2018 has marked the most changes to income taxation since the Tax Reform Act of 1986. Most provisions of the Tax Cuts and Jobs Act (TCJA or the Act) passed at the end of 2017 and became effective this year. Additionally, the landmark decision in the Wayfair case dramatically altered the state tax landscape.
While much TCJA guidance has come out, many areas of uncertainty remain as the Treasury Department works on regulations to address numerous missing parts and ambiguities contained in the legislation. This year’s letter focuses on those tax reform regulations that have been issued, areas of uncertainty and the impact of the Wayfair case on state taxation. We also discuss the business deduction for owners of pass-through businesses, the overhaul of international taxation, changes to employee benefit and executive compensation rules, and other critical areas.
We remind you that tax planning should be addressed throughout the year as an integral part of financial planning. As always, we encourage you to contact your Baker Tilly advisor to discuss how these issues impact your tax position.
Status of tax reform regulations and technical corrections
The Treasury Department has slowly released regulations and guidance addressing various provisions in the TCJA over the last few months. We have already seen the first rules relating to the new Internal Revenue Code (IRC) section 199A pass-through deduction, repatriation of foreign income and bonus depreciation. Later this fall, we expect guidance in critical areas such as the business interest limitations under section 163(j) and rules under section 451(b) that require revenue be recognized for tax purposes no later than when it is for financial statement purposes. Proposed regulations addressing Opportunity Zone incentives were recently published. There is no word on the timing of other regulations, but we anticipate more being issued over the next several months.
Typically following major tax legislation, a technical corrections package will tweak drafting errors missed during passage. This nonpartisan bill cannot make new law or policy and cannot affect revenue. Leading Republicans indicated contents of the package will be influenced by the recent and pending Treasury guidance. Since passage of the bill would require 60 votes due to Senate rules, Democratic support is needed. However, Democrats appear unwilling to assist in fixing a law they had no part in creating. As a result, many outstanding issues, such as the treatment of qualified improvement property, which currently has a 39-year recovery period and is not eligible for bonus depreciation, will remain unresolved in the near term. We expect any technical corrections package to be highly dependent upon the outcome of the November elections.
Tax Reform 2.0 proposal
House Republicans introduced the “Tax Reform 2.0” legislative package on Sept. 10. The House enacted a series of three bills known as Tax Reform 2.0. The package includes provisions to make the individual rate cuts from earlier tax reform permanent, as well as other provisions to induce savings and make additional small business cuts.
The Tax Reform 2.0 package includes:
- HR 6756, American Innovation Act of 2018
- HR 6757, Family Savings Act of 2018
- HR 6760, Protecting Family and Small Business Tax Cuts Act of 2018
While it does not appear the Senate will take action on these before the midterm elections, the Family Savings Act of 2018 may find backing from some senators during the lame duck session since it passed the House with bipartisan support.

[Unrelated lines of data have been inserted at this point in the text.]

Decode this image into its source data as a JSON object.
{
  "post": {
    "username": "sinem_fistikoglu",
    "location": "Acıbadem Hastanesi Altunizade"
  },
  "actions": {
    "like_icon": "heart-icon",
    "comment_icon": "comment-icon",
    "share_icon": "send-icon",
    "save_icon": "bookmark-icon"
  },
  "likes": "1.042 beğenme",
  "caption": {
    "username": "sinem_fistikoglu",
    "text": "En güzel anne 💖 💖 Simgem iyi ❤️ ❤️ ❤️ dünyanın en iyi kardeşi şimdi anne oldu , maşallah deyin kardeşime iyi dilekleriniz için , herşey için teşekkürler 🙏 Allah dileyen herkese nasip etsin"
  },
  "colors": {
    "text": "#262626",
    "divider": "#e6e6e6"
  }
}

As for the other two bills, it is unclear whether they will garner the 60 votes needed for passage this year. Unlike 2017, when the budget reconciliation process was used to pass the TCJA, that process is not available this time around, as the cost could increase deficits beyond the 10-year budget window. This was the reason the individual rate reductions were only enacted in temporary form when the TCJA passed.
For more details on the three bills, please see our previous article.
Visit the sections below for more information about the most pressing year-end tax issues:
- Pass-through entity business deduction (section 199A)
- International taxation
- State and local tax update
- Business losses
- Business interest deduction limitations
- Tax reform: full expensing of assets in 2018
- Tax reform and the R&D tax credit
- Employee benefits and executive compensation update
- How to avoid an underwithholding surprise
- Procedures issued for implementing ASC 606 related accounting method changes
- Tax reform and the individual
- 529 plans
We will continue to keep you informed of the latest developments by sending updates to assist you with planning throughout the remainder of the year. We also encourage you to visit our Tax Reform Resource Center for more in-depth articles on the Tax Cuts and Jobs Act as well as the latest information on guidance. See our 2018 Tax Planning Guide for additional ways to help you reduce your taxable income by taking advantage of every tax break to which you are entitled.
The information provided here is of a general nature and is not intended to address the specific circumstances of any individual or entity. In specific circumstances, the services of a professional should be sought. Tax information, if any, contained in this communication was not intended or written to be used by any person for the purpose of avoiding penalties, nor should such information be construed as an opinion upon which any person may rely. The intended recipients of this communication and any attachments are not subject to any limitation on the disclosure of the tax treatment or tax structure of any transaction or matter that is the subject of this communication and any attachments.